Last comment. This blog is directed at Estate Planning for the Recently Divorced. Thus, I assume you do not have a current spouse. However, I want everyone to know about Estate Planning. I believe almost everyone could benefit from some sort of Estate Plan, ranging from simple to complex according to their needs. My next blog will specifically address some of these issues relative to surviving spouses, in California, as we are a community property state. Just be warned.
By the way, in last week’s blog, “Come ‘N’ Get It”, I ended with a question, “What do you think Jane’s heirs would receive by “representation” under PC §246.” Here’s the question and answer:
Grandma Jane had 3 children, George, Helen and Mike. George died before his mother, leaving two children, Greg and Grace. Helen also died before her mother, leaving one child, Hal. Mike is alive and well. Who is around to take from Jane’s will? The last son, Mike, and 3 grand children, Greg, Grace and Hal. By representation or §246, the will is divided in thirds for each child, since Mike was alive. Mike gets 1/3. Hal gets Helen’s 1/3. Greg and Grace each get 1/2 of George’s 1/3 or 1/6 each.

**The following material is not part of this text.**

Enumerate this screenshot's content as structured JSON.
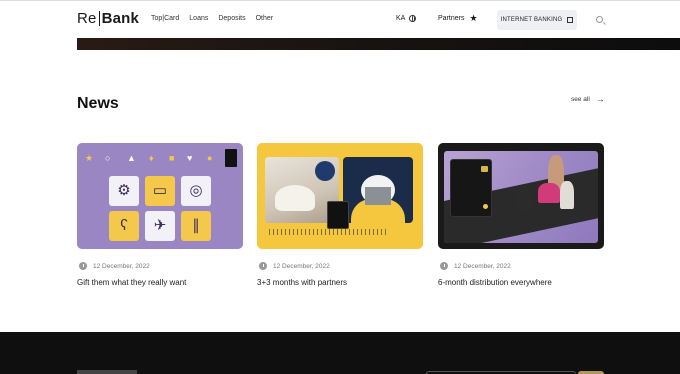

I hope you will review your Estate Plan with you're “A” Team, or at least begin to seek out an Estate Planning Attorney to start this process. Stay tuned for future blogs. However, if you have any questions, feel free to respond below, or if you are interested in learning more about an Estate Plan, Wills, Trusts, Advanced Healthcare Directives, or Divorce, Custody, Visitation, Child Support, Spousal Support, Property Division, Modifications, Remarriage, or Pre-Nuptial Agreements, please contact me at please contact me at email@example.com, or through my other websites, www.fcbegun.com, or www.linkedin.com for Fred Begun.